Contacting your elected official’s office for the first time can be a little intimidating. Follow these tips to settle your nerves and be the most effective Advocate you can be!
During the Call
Treat staff with respect on the phone and in all written correspondence. Make sure you pronounce and spell the staff person’s name correctly.
Keep It Brief
Staff members are very busy and will appreciate you getting your point across clearly and quickly during your call.
Legislative staffers want to hear from you so they can help the elected official make informed policy decisions. Tell a brief personal story about why you hold your position and why the elected official should consider the position you hold.
Do not be defensive and do not attack the elected official or staff member.
Do Your Homework
Have supporting documents and data in front of you when you make your call. This can help with any questions they have
If you receive a question and don’t know the answer, don’t make one up. Tell the staffer you are happy to find the answer and will get back to them. If you don’t understand something, ask for clarification.
Make Your Ask
Ask for a specific action from your elected official. Be clear about your request. Never leave a meeting without making a specific ask. DON’T GIVE UP. If you don’t get in touch with a staffer right away, keep trying.
After the Call
You should always send a follow-up thank you note or email, regardless of what was discussed in your phone call. If you offered to send your elected official’s staff member additional information about your issue, you should include:
- Your contact information, including full name, address, email and phone number
- The issue or bill (including name and number) you would like to address
- Your position on the issue or bill
- Supporting facts
- Personal story (if applicable)
- The action you would like your elected official to take on the measure (like co-sponsoring a bill, voting in favor of or in opposition to a bill, moving a bill out of committee or taking a particular position on an issue)
- A sincere thank you and an offer to serve as a resource
SEND YOUR QUESTIONS TO [email protected]
Advocate for What's Right

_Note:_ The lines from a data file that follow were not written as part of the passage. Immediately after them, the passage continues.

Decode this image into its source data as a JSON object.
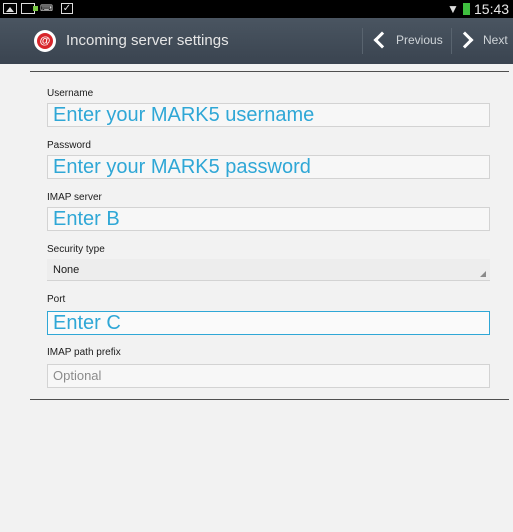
{
  "status_bar": {
    "time": "15:43",
    "icons": [
      "image-icon",
      "usb-icon",
      "keyboard-icon",
      "checkbox-icon",
      "wifi-icon",
      "battery-icon"
    ]
  },
  "action_bar": {
    "title": "Incoming server settings",
    "app_icon": "email-app-icon",
    "previous_label": "Previous",
    "next_label": "Next"
  },
  "form": {
    "username_label": "Username",
    "username_value": "Enter your MARK5 username",
    "password_label": "Password",
    "password_value": "Enter your MARK5 password",
    "imap_server_label": "IMAP server",
    "imap_server_value": "Enter B",
    "security_type_label": "Security type",
    "security_type_value": "None",
    "port_label": "Port",
    "port_value": "Enter C",
    "imap_path_prefix_label": "IMAP path prefix",
    "imap_path_prefix_placeholder": "Optional"
  },
  "colors": {
    "accent": "#2fa7d6",
    "action_bar": "#3f4a56",
    "app_icon_red": "#d8262b",
    "battery": "#3fbf3f"
  }
}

As an Arthritis Advocate, you’ll feel good about taking action to make health care more accessible. Help shift the policy and public perception that affects those living with arthritis.